WHAT NEEDS TO BE DONE: For the entries below, say how many lines include the word "Belegungen" and add nothing else.

SOURCE INFORMATION:
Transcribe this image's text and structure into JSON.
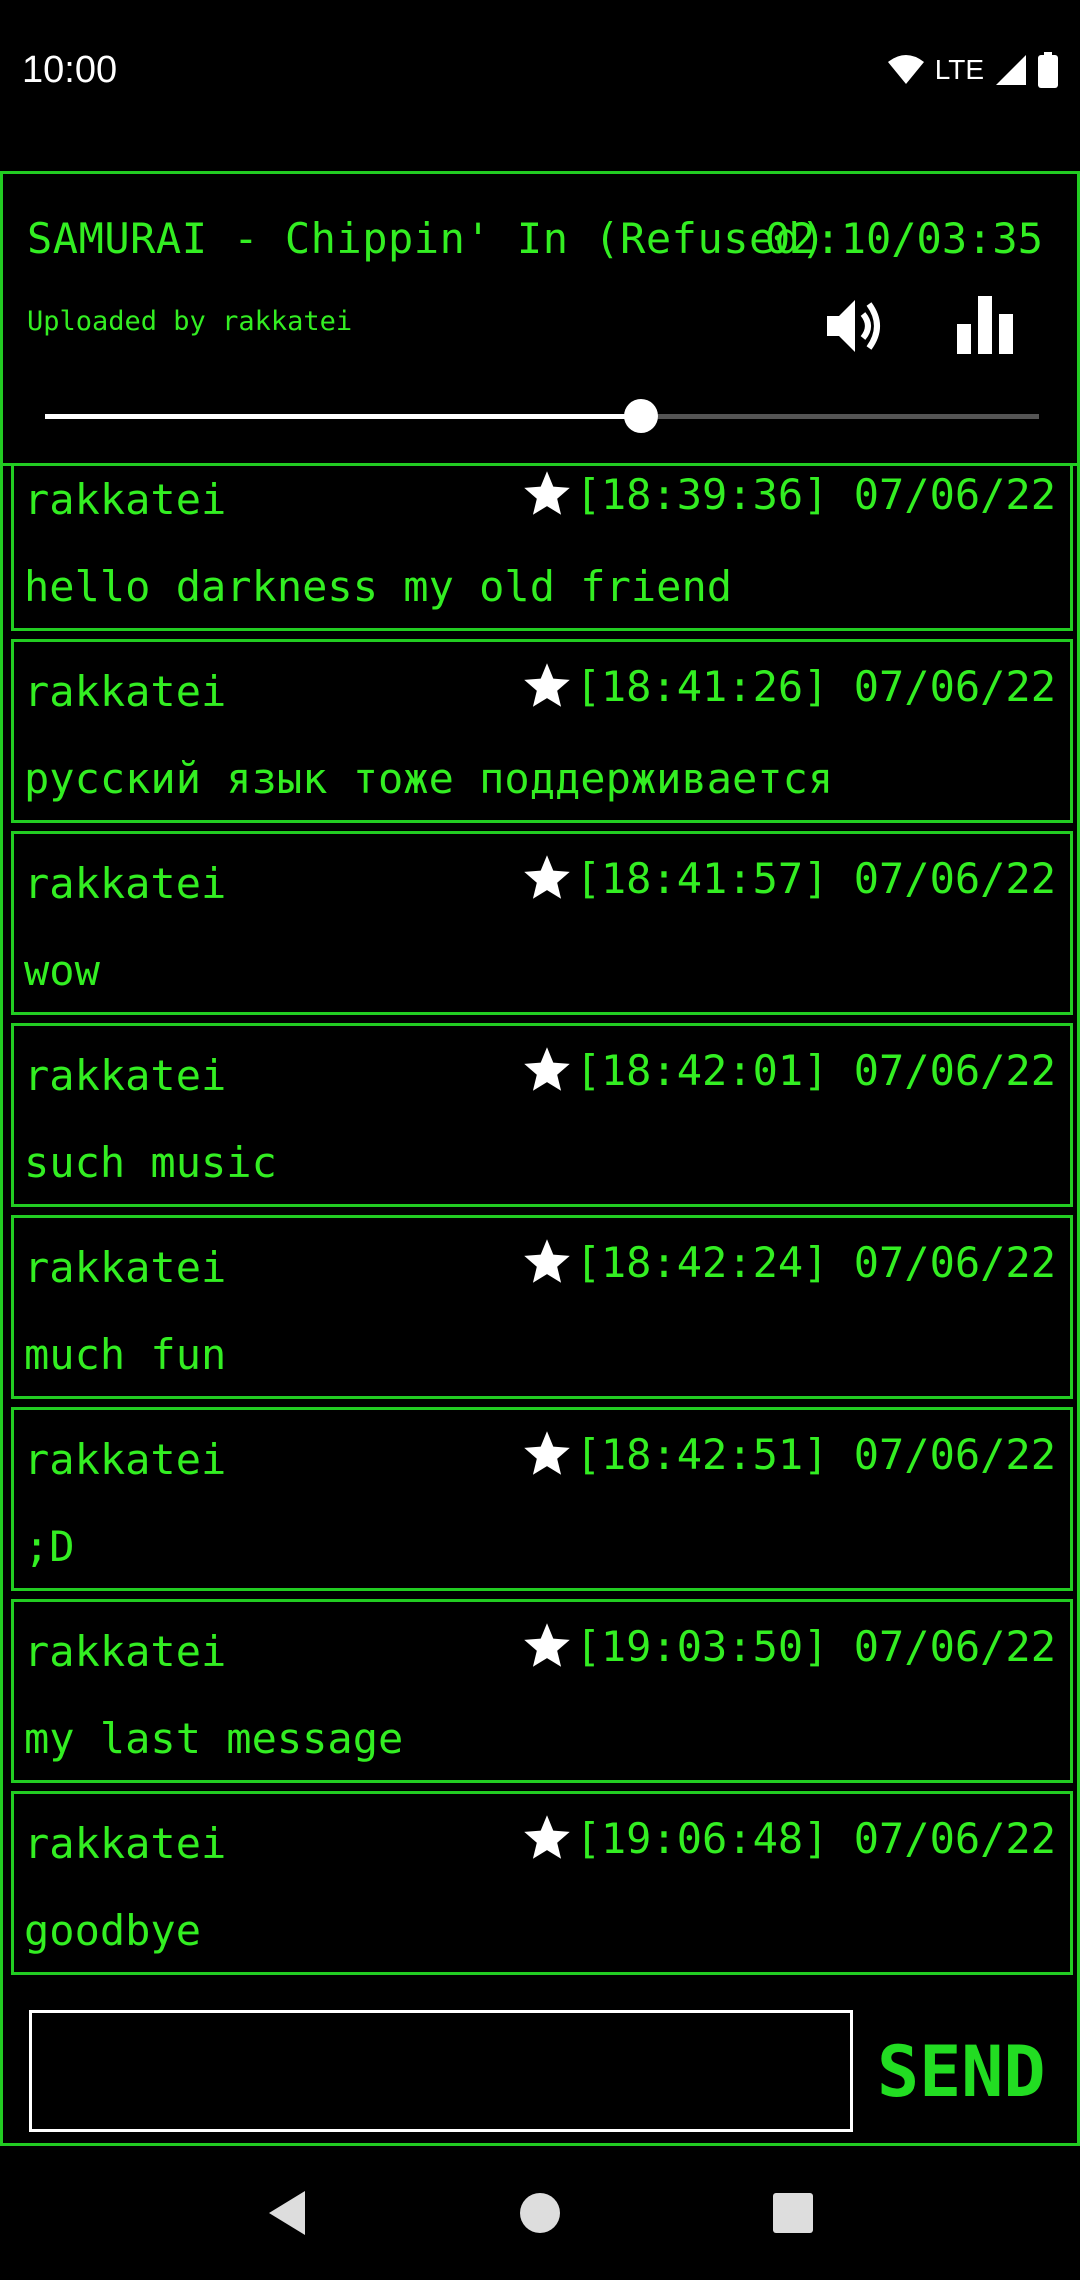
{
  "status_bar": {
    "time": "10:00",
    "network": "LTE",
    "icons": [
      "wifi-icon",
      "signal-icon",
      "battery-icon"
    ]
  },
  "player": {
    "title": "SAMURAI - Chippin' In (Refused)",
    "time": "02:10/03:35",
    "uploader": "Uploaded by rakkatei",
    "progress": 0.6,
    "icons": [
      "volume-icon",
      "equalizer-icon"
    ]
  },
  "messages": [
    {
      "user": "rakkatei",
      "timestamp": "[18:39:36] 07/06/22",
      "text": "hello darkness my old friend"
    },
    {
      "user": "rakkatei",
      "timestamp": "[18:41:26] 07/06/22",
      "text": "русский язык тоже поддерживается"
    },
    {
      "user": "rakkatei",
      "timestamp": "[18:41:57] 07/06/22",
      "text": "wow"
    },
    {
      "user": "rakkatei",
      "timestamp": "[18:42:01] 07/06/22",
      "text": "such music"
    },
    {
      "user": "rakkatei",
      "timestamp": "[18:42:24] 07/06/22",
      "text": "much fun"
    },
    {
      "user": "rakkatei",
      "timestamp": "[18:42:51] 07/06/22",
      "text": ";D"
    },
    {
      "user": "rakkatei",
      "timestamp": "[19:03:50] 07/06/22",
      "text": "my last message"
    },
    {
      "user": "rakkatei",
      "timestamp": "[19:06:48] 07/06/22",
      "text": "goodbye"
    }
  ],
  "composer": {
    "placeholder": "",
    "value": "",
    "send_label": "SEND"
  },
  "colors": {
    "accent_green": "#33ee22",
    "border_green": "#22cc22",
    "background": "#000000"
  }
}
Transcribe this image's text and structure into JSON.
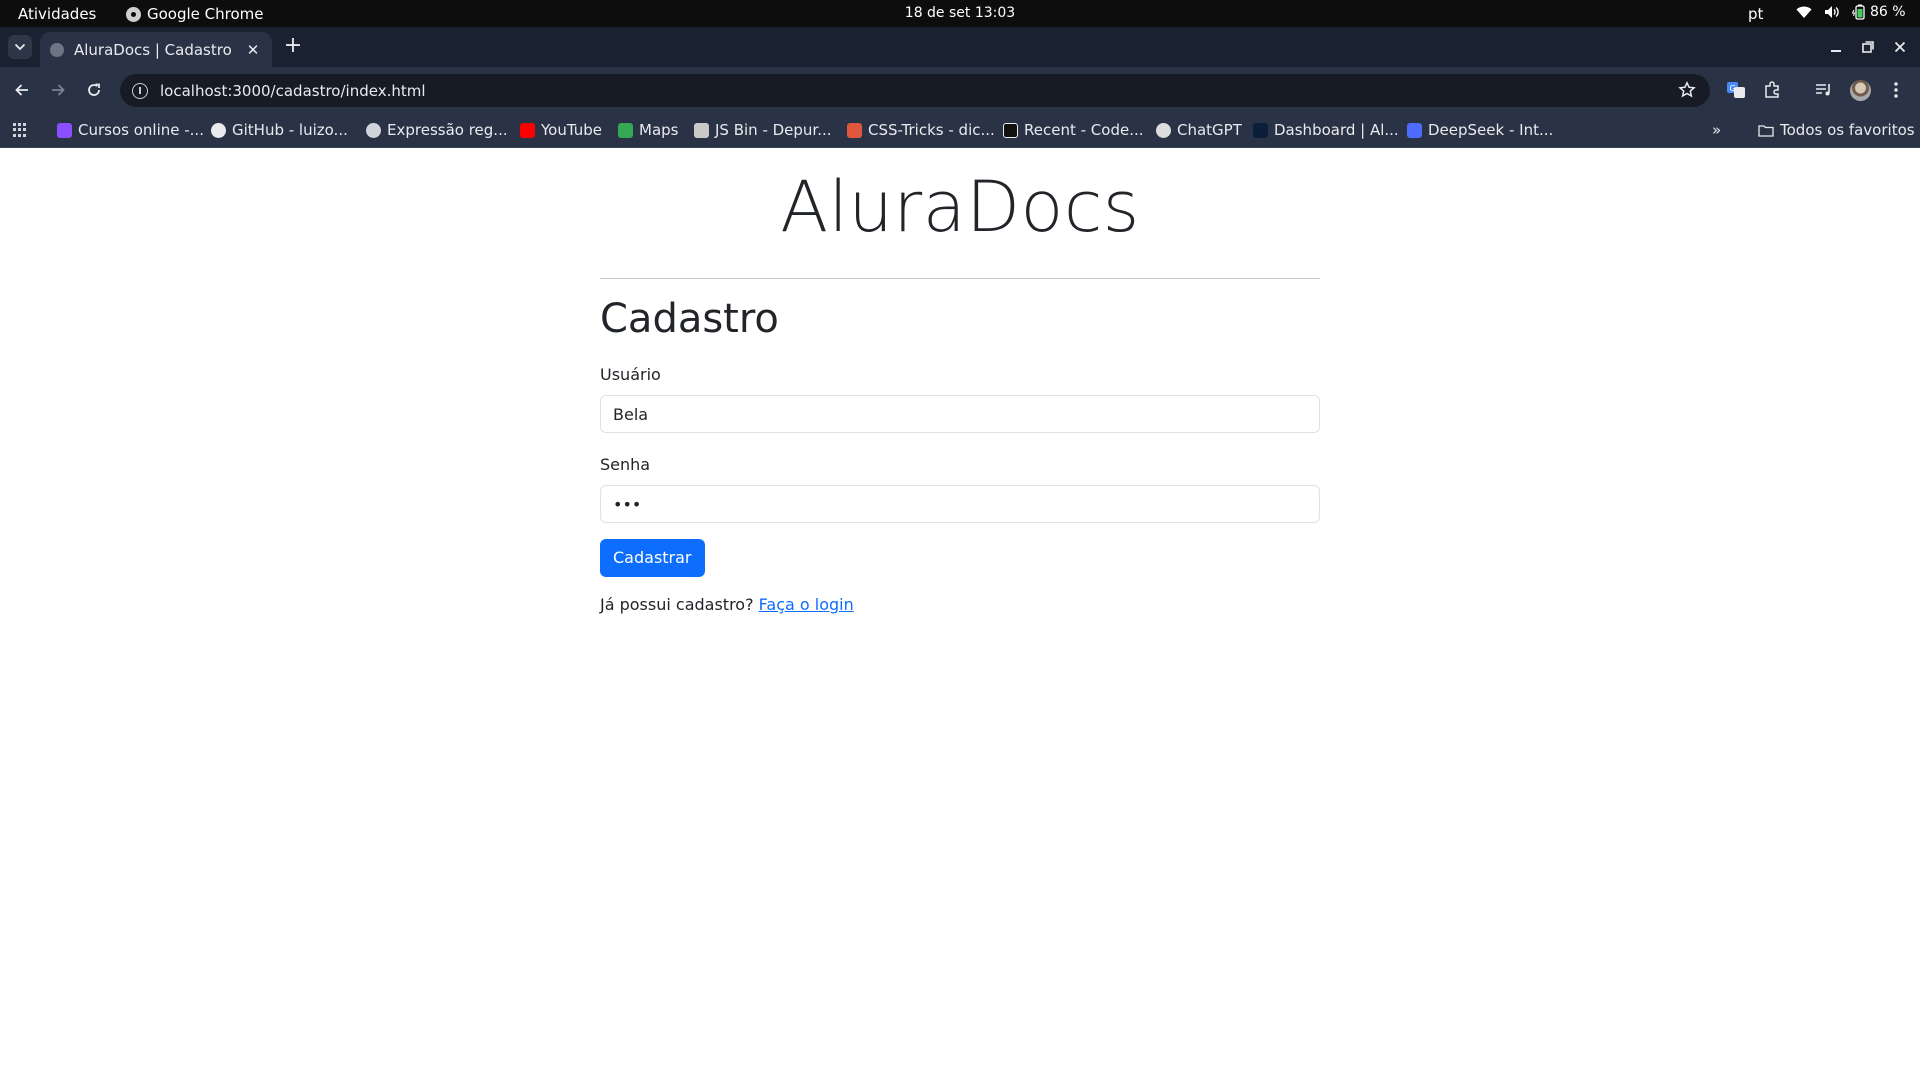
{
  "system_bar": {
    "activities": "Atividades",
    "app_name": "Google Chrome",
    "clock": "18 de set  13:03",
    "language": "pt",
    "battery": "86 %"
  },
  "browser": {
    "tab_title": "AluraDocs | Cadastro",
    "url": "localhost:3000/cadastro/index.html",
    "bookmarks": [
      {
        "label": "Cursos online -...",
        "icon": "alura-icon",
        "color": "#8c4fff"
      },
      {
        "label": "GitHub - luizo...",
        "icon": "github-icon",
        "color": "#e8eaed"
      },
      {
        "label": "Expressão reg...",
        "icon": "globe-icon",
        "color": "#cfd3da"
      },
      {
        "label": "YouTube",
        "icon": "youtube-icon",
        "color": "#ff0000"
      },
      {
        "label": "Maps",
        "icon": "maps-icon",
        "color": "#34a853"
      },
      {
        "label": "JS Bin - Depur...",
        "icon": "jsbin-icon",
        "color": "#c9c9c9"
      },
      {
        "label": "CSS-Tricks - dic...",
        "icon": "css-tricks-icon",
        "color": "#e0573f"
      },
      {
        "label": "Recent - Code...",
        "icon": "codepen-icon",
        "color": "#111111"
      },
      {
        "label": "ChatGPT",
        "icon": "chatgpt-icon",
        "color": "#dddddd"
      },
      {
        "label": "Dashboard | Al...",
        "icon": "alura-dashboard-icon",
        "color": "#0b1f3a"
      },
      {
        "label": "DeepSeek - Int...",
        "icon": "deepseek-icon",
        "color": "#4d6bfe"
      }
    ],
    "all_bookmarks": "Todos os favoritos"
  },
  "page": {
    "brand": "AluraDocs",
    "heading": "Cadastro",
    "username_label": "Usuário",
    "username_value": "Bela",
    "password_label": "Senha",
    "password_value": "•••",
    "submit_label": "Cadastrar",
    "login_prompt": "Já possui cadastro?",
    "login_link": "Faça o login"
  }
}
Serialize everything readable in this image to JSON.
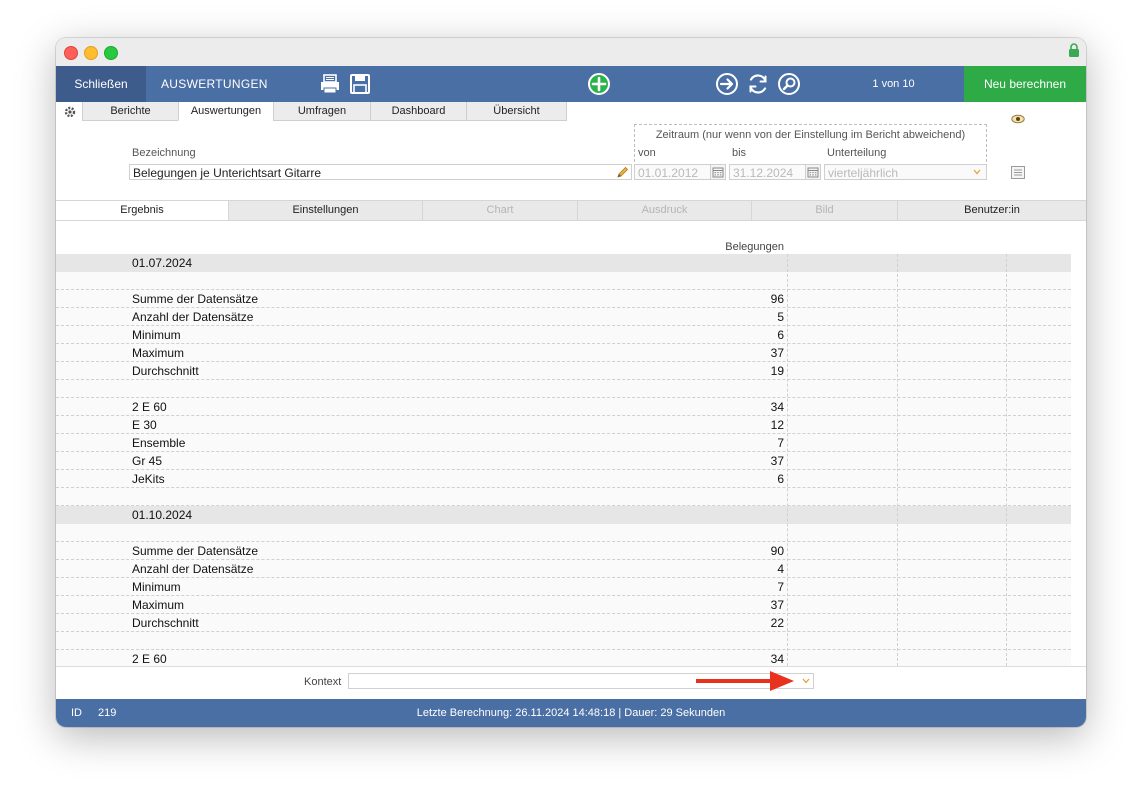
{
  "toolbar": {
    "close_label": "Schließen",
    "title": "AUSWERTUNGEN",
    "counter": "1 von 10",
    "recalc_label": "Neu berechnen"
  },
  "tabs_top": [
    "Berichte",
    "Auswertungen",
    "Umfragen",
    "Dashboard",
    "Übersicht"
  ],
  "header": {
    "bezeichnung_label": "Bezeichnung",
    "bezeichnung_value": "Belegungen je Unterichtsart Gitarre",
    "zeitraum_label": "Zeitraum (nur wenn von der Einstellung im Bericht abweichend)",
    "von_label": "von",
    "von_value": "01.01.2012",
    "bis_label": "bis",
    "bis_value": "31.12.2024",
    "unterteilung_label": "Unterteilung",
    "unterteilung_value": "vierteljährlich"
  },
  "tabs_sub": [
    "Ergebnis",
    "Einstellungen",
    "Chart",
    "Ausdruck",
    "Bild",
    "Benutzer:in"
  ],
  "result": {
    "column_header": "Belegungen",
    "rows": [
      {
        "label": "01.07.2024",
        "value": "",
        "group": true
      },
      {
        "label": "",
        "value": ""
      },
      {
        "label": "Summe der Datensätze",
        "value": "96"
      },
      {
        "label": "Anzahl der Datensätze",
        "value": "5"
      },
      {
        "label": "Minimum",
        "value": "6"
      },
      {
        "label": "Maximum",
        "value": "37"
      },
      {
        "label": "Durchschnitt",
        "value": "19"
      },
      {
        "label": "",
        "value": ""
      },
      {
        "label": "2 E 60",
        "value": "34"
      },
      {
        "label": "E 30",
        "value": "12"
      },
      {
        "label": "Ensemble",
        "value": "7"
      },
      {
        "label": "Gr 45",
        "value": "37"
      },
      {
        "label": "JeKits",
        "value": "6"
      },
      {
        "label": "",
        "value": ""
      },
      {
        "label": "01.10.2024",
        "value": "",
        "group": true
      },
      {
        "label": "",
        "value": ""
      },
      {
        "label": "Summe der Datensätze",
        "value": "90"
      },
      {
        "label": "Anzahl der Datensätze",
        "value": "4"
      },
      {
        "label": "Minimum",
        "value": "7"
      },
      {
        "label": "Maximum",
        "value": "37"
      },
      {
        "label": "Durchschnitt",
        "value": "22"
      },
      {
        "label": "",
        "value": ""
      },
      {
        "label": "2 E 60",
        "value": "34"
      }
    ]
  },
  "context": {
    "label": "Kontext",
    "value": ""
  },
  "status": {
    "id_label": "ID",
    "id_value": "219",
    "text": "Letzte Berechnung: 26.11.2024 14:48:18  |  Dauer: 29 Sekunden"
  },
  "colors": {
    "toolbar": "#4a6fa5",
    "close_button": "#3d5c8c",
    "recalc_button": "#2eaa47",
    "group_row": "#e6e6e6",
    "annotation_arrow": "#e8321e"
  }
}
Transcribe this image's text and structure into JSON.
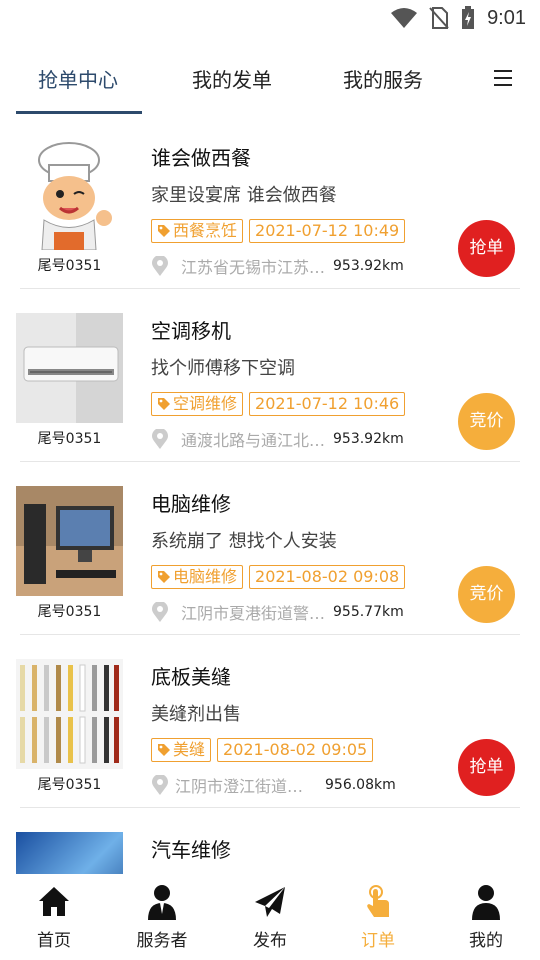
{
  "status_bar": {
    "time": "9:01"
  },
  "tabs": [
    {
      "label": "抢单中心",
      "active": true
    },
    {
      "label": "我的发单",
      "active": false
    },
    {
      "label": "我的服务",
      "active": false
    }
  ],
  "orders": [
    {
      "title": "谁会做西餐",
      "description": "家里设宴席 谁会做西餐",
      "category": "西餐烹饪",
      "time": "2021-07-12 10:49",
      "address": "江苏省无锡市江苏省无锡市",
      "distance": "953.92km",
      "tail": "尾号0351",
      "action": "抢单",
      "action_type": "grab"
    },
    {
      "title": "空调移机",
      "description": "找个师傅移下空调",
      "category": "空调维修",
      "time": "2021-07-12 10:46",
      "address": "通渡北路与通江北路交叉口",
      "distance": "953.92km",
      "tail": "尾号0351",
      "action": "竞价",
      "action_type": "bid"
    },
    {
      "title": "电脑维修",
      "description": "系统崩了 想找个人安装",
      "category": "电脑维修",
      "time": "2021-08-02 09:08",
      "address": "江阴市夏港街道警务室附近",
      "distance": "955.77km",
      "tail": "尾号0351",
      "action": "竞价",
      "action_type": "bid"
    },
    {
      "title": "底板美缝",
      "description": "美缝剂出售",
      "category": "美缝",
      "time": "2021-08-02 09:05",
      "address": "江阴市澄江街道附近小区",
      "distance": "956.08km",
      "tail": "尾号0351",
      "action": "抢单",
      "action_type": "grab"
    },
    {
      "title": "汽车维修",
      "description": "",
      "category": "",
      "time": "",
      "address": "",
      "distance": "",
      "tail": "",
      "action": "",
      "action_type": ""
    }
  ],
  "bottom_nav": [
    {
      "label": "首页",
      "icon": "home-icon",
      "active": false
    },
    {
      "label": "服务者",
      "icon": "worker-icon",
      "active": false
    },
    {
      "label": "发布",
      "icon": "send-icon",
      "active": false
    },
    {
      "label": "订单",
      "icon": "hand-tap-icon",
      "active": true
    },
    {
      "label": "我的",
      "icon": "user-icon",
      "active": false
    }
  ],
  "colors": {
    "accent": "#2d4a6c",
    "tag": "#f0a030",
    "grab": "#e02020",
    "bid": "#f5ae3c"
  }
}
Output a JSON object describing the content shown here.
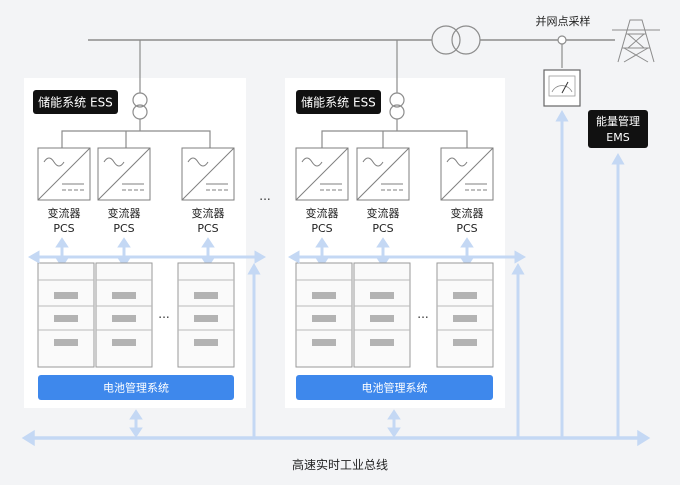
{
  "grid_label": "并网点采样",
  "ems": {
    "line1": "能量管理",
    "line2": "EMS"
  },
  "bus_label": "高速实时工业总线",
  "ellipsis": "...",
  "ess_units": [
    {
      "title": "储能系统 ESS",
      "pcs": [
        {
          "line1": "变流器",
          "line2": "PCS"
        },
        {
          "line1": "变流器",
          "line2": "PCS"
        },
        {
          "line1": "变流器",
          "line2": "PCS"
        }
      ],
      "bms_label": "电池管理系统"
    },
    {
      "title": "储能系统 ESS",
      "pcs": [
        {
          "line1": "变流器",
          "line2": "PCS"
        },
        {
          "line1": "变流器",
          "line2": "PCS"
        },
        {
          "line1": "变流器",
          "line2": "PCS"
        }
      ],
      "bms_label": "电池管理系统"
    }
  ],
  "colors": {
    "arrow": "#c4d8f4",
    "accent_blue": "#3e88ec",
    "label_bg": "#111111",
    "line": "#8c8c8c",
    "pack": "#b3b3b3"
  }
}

ANSWER TO THIS TASK: 2